Assignment 6: Information Flow, Authentication/Integrity, Cryptography
Start date 6 November, due beginning of class 12 November.
1. Digital Signatures
Typically, digital signature schemes work by taking a hash of the
object to be signed, then encrypting that hash with the private
key of the signer. To verify the signature, you decrypt the
using the signer's public key, compute a hash of the object, and make
sure that the values match.
Following are two alternative proposals for
a digital signature scheme. For each, list/describe desirable properties of
a digital signature scheme that are not supported by
the given method (but are by the
encrypt a hash method above.)
- As above, but instead of a public key scheme, use a symmetric key scheme.
To verify the signature, the reader gives the signature to the signer to decrypt
and check. (Only the signer has the key, otherwise anyone could sign...)
Instead of taking a hash of the object, the signer encrypts the
entire object with their private key. The reader decrypts with
the signer's public key to both read and verify the document.
2. Authentication and Identity
Given events of the past weeks (I hope you know what I'm talking about),
we have some questions on authentication and identity in voting systems.
- Outline the challenges in the process of authentication of voters for voting systems.
We are looking for a few bullet points/explanation, not a complete formal
- Describe a solution to authentication of voters in voting systems.
Hint: it doesn't have to be a novel solution...
- Answer yes or no, and briefly justify your answer:
Cryptography is necessary but not sufficient for authentication
and identity management.
3. Design Principles
We covered a number of design principles in class, but sometimes
these can conflict.
- Give two examples of a pair of design principles that are likely
to conflict (i.e., a design that does well for one will do poorly
for the other.) For each pair, briefly (1-2 sentences) describe why
For one of your pairs above, give examples of two systems
where the principles conflict. For one of the systems, it should
be appropriate to give priority one principle, for the other system,
priority should be given to the other principle. We would expect
about one-half page (typeset) to describe each system and why the
particular tradeoff is appropriate.
4. Information Flow

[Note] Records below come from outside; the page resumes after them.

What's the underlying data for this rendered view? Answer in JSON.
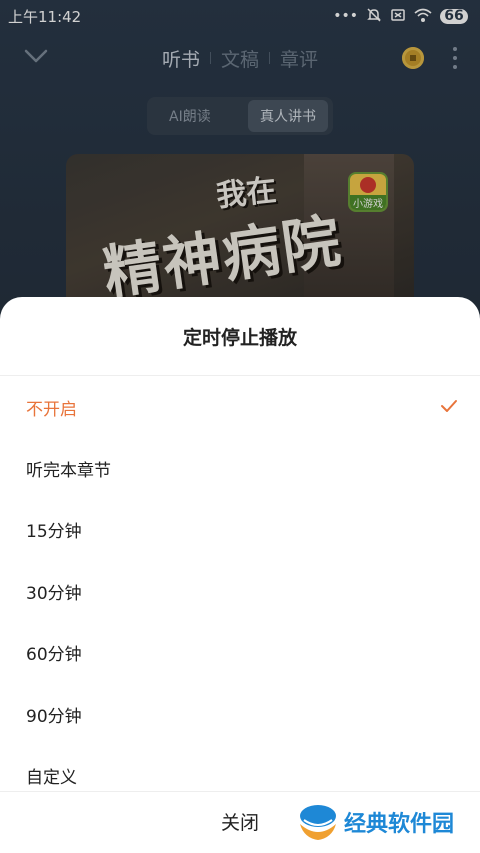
{
  "status_bar": {
    "time": "上午11:42",
    "battery_level": "66",
    "icons": [
      "dots-icon",
      "mute-icon",
      "sim-off-icon",
      "wifi-icon",
      "battery-icon"
    ]
  },
  "player": {
    "tabs": [
      {
        "label": "听书",
        "active": true
      },
      {
        "label": "文稿",
        "active": false
      },
      {
        "label": "章评",
        "active": false
      }
    ],
    "modes": [
      {
        "label": "AI朗读",
        "active": false
      },
      {
        "label": "真人讲书",
        "active": true
      }
    ],
    "cover": {
      "title_line1": "我在",
      "title_line2": "精神病院",
      "badge_label": "小游戏"
    }
  },
  "sheet": {
    "title": "定时停止播放",
    "options": [
      {
        "label": "不开启",
        "selected": true
      },
      {
        "label": "听完本章节",
        "selected": false
      },
      {
        "label": "15分钟",
        "selected": false
      },
      {
        "label": "30分钟",
        "selected": false
      },
      {
        "label": "60分钟",
        "selected": false
      },
      {
        "label": "90分钟",
        "selected": false
      },
      {
        "label": "自定义",
        "selected": false
      }
    ],
    "close_label": "关闭",
    "accent_color": "#e8743b"
  },
  "watermark": {
    "text": "经典软件园"
  }
}
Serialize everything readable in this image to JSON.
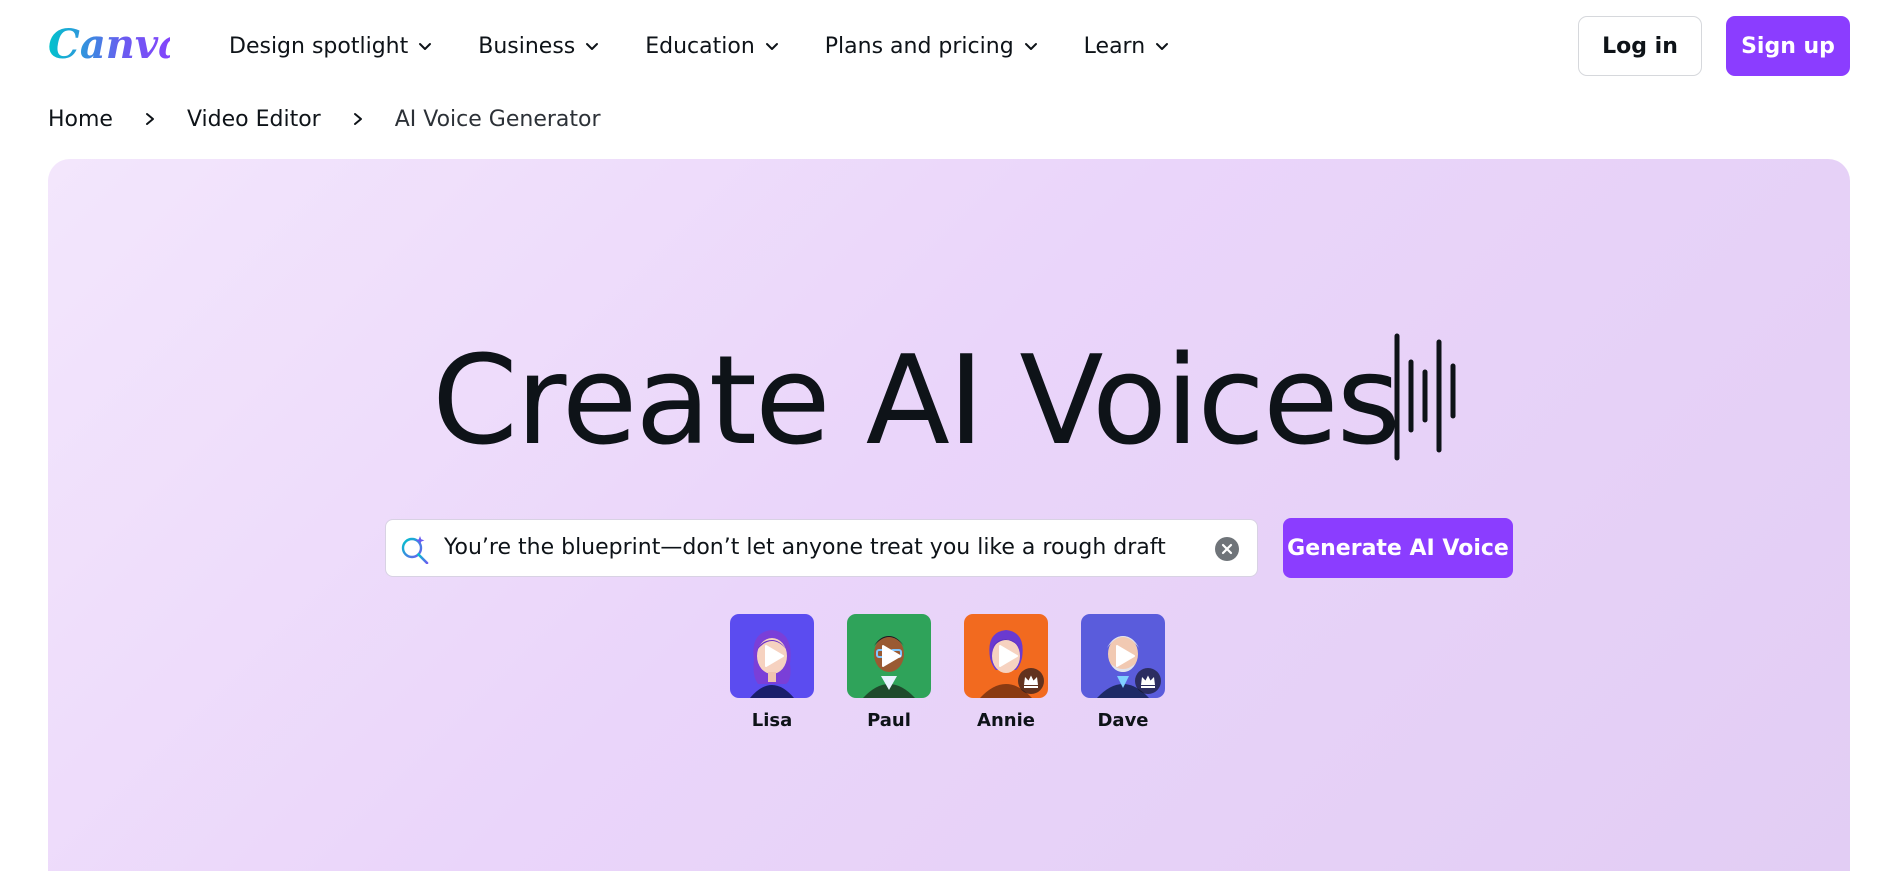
{
  "header": {
    "logo_text": "Canva",
    "nav": [
      {
        "label": "Design spotlight"
      },
      {
        "label": "Business"
      },
      {
        "label": "Education"
      },
      {
        "label": "Plans and pricing"
      },
      {
        "label": "Learn"
      }
    ],
    "login_label": "Log in",
    "signup_label": "Sign up"
  },
  "breadcrumb": [
    {
      "label": "Home"
    },
    {
      "label": "Video Editor"
    },
    {
      "label": "AI Voice Generator"
    }
  ],
  "hero": {
    "title": "Create AI Voices",
    "search": {
      "value": "You’re the blueprint—don’t let anyone treat you like a rough draft"
    },
    "generate_label": "Generate AI Voice",
    "voices": [
      {
        "name": "Lisa",
        "bg": "#5b4cf0",
        "premium": false
      },
      {
        "name": "Paul",
        "bg": "#2fa35a",
        "premium": false
      },
      {
        "name": "Annie",
        "bg": "#f26a1f",
        "premium": true
      },
      {
        "name": "Dave",
        "bg": "#5a5cdc",
        "premium": true
      }
    ]
  },
  "colors": {
    "accent": "#8b3dff",
    "text": "#0e1318",
    "hero_bg_start": "#f3e6fc",
    "hero_bg_end": "#e2cdf4"
  },
  "icons": [
    "chevron-down-icon",
    "chevron-right-icon",
    "magic-search-icon",
    "clear-icon",
    "audio-wave-icon",
    "play-icon",
    "crown-icon"
  ]
}
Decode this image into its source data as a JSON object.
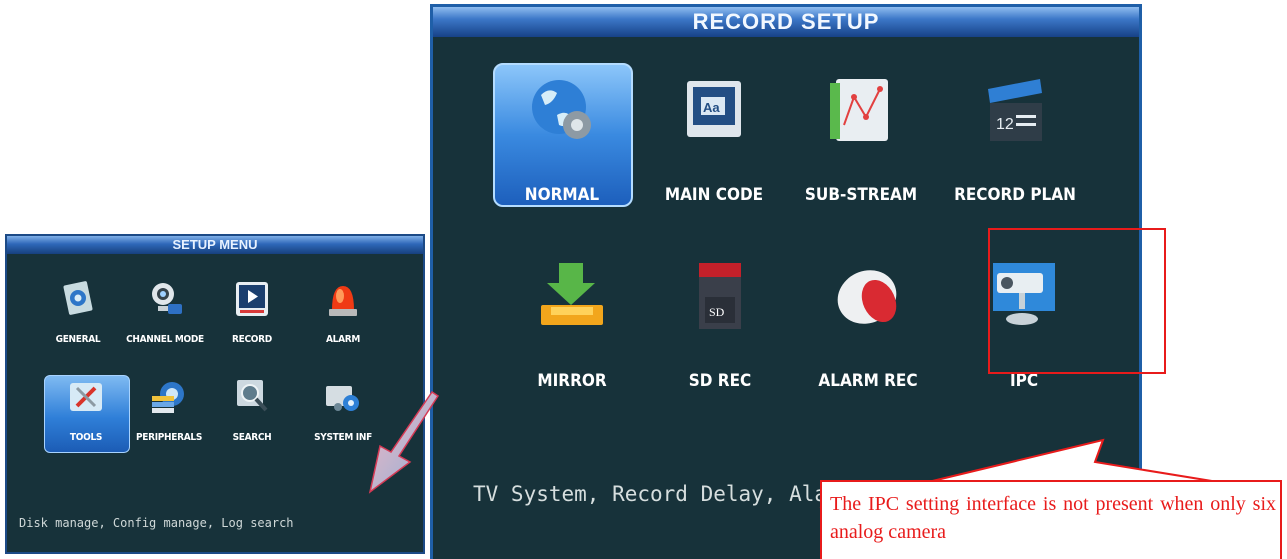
{
  "setup_menu": {
    "title": "SETUP  MENU",
    "items": [
      {
        "label": "GENERAL",
        "icon": "gear-globe-icon"
      },
      {
        "label": "CHANNEL MODE",
        "icon": "webcam-icon"
      },
      {
        "label": "RECORD",
        "icon": "record-play-icon"
      },
      {
        "label": "ALARM",
        "icon": "alarm-siren-icon"
      },
      {
        "label": "TOOLS",
        "icon": "tools-icon",
        "selected": true
      },
      {
        "label": "PERIPHERALS",
        "icon": "peripherals-icon"
      },
      {
        "label": "SEARCH",
        "icon": "search-icon"
      },
      {
        "label": "SYSTEM INF",
        "icon": "system-info-icon"
      }
    ],
    "description": "Disk manage, Config manage, Log search"
  },
  "record_setup": {
    "title": "RECORD  SETUP",
    "items": [
      {
        "label": "NORMAL",
        "icon": "globe-gear-icon",
        "selected": true
      },
      {
        "label": "MAIN CODE",
        "icon": "text-font-icon"
      },
      {
        "label": "SUB-STREAM",
        "icon": "line-chart-icon"
      },
      {
        "label": "RECORD PLAN",
        "icon": "clapperboard-icon"
      },
      {
        "label": "MIRROR",
        "icon": "download-tray-icon"
      },
      {
        "label": "SD REC",
        "icon": "sd-card-icon",
        "sd_text": "SD"
      },
      {
        "label": "ALARM REC",
        "icon": "alarm-speaker-icon"
      },
      {
        "label": "IPC",
        "icon": "ip-camera-icon"
      }
    ],
    "description": "TV System, Record Delay, Alarm Delay"
  },
  "annotation": {
    "callout_text": "The IPC setting interface is not present when only six analog camera",
    "color": "#e81b1b"
  },
  "colors": {
    "panel_bg": "#17323a",
    "title_blue": "#3c77c8",
    "selected_blue": "#3a8ae0"
  }
}
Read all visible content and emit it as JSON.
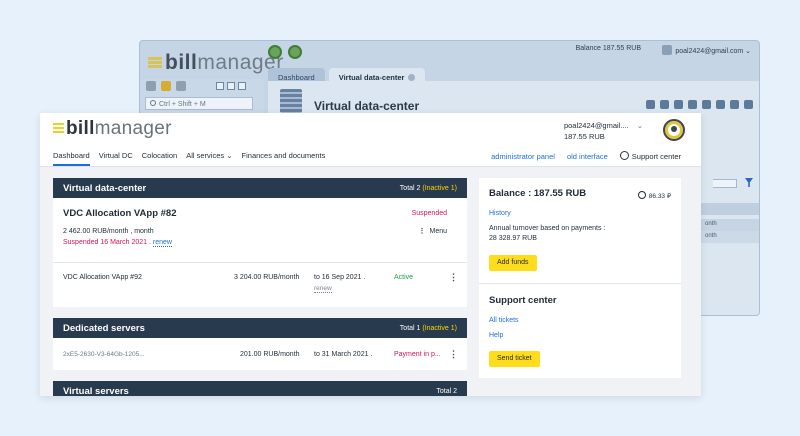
{
  "background_window": {
    "logo_strong": "bill",
    "logo_light": "manager",
    "tabs": [
      "Dashboard",
      "Virtual data-center"
    ],
    "balance": "Balance 187.55 RUB",
    "user": "poal2424@gmail.com",
    "search_placeholder": "Ctrl + Shift + M",
    "page_title": "Virtual data-center",
    "rows": [
      "",
      "onth",
      "onth"
    ]
  },
  "header": {
    "logo_strong": "bill",
    "logo_light": "manager",
    "user_email": "poal2424@gmail....",
    "user_balance": "187.55 RUB",
    "nav": [
      "Dashboard",
      "Virtual DC",
      "Colocation",
      "All services",
      "Finances and documents"
    ],
    "nav_all_services_chevron": "⌄",
    "admin_panel": "administrator panel",
    "old_interface": "old interface",
    "support_center": "Support center"
  },
  "vdc_card": {
    "title": "Virtual data-center",
    "total_label": "Total 2",
    "inactive_label": "(Inactive 1)",
    "item1": {
      "name": "VDC Allocation VApp #82",
      "status": "Suspended",
      "price": "2 462.00 RUB/month , month",
      "menu_label": "Menu",
      "suspended_text": "Suspended 16 March 2021 .",
      "renew": "renew"
    },
    "item2": {
      "name": "VDC Allocation VApp #92",
      "price": "3 204.00 RUB/month",
      "till": "to 16 Sep 2021 .",
      "renew": "renew",
      "status": "Active"
    }
  },
  "dedicated_card": {
    "title": "Dedicated servers",
    "total_label": "Total 1",
    "inactive_label": "(Inactive 1)",
    "row": {
      "id": "2xE5-2630-V3-64Gb-1205...",
      "price": "201.00 RUB/month",
      "till": "to 31 March 2021 .",
      "status": "Payment in p..."
    }
  },
  "vs_card": {
    "title": "Virtual servers",
    "total_label": "Total 2"
  },
  "balance_card": {
    "title": "Balance : 187.55 RUB",
    "small_balance": "86.33 ₽",
    "history": "History",
    "turnover_label": "Annual turnover based on payments :",
    "turnover_value": "28 328.97 RUB",
    "add_funds": "Add funds"
  },
  "support_card": {
    "title": "Support center",
    "all_tickets": "All tickets",
    "help": "Help",
    "send_ticket": "Send ticket"
  },
  "colors": {
    "accent": "#1c6fd6",
    "card_header": "#283a4d",
    "danger": "#d4145a",
    "success": "#1f9e4f",
    "button_yellow": "#ffdd1a",
    "inactive_yellow": "#ffd400"
  }
}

We mentioned the concept of a
Data Diode in class: A
TCP/IP router that only allows information to flow in one direction
Keep in mind that it must appear to both sides that they are
talking to a real device (e.g., the data diode needs to send appropriate
TCP/IP acknowledgements to both sides.) Presumably such a device generates
the reply packets to the
low side on its own, regardless of
how, when, or if the high side responds - otherwise there are obvious
covert channels based on the timing of the response.
- One possible covert channel could occur if the data diode
provided TCP-style guaranteed delivery. Assume the data diode
acknowledges packets send by the (low) sender automatically
(without waiting to see if the (high) receiver responds), but
buffers packets until the receiver acknowledges. If the buffer
is full, the data diode drops packets (and does not send acknowledgements
to the sender), resulting in the sender retransmitting.
This gives an obvious covert channel based on the receiver failing
to acknowledge packets, causing the sender to not receive acknowledgements.
- Is this a noisy or noiseless covert channel? Explain briefly.
- What more would you need to know to calculate the capacity of this channel?
- Given some reasonable assumptions for what you would need to know, calculate
the capacity of the channel. You may make simplifying assumptions (e.g.,
if you said it is a noisy channel, you could calculate the maximum capacity
with no noise), provided you list those assumptions.
- Describe briefly (at the level we used to introduce the previous question, e.g.,
a paragraph or so) at least two other covert channels that the
data diode would need to protect against.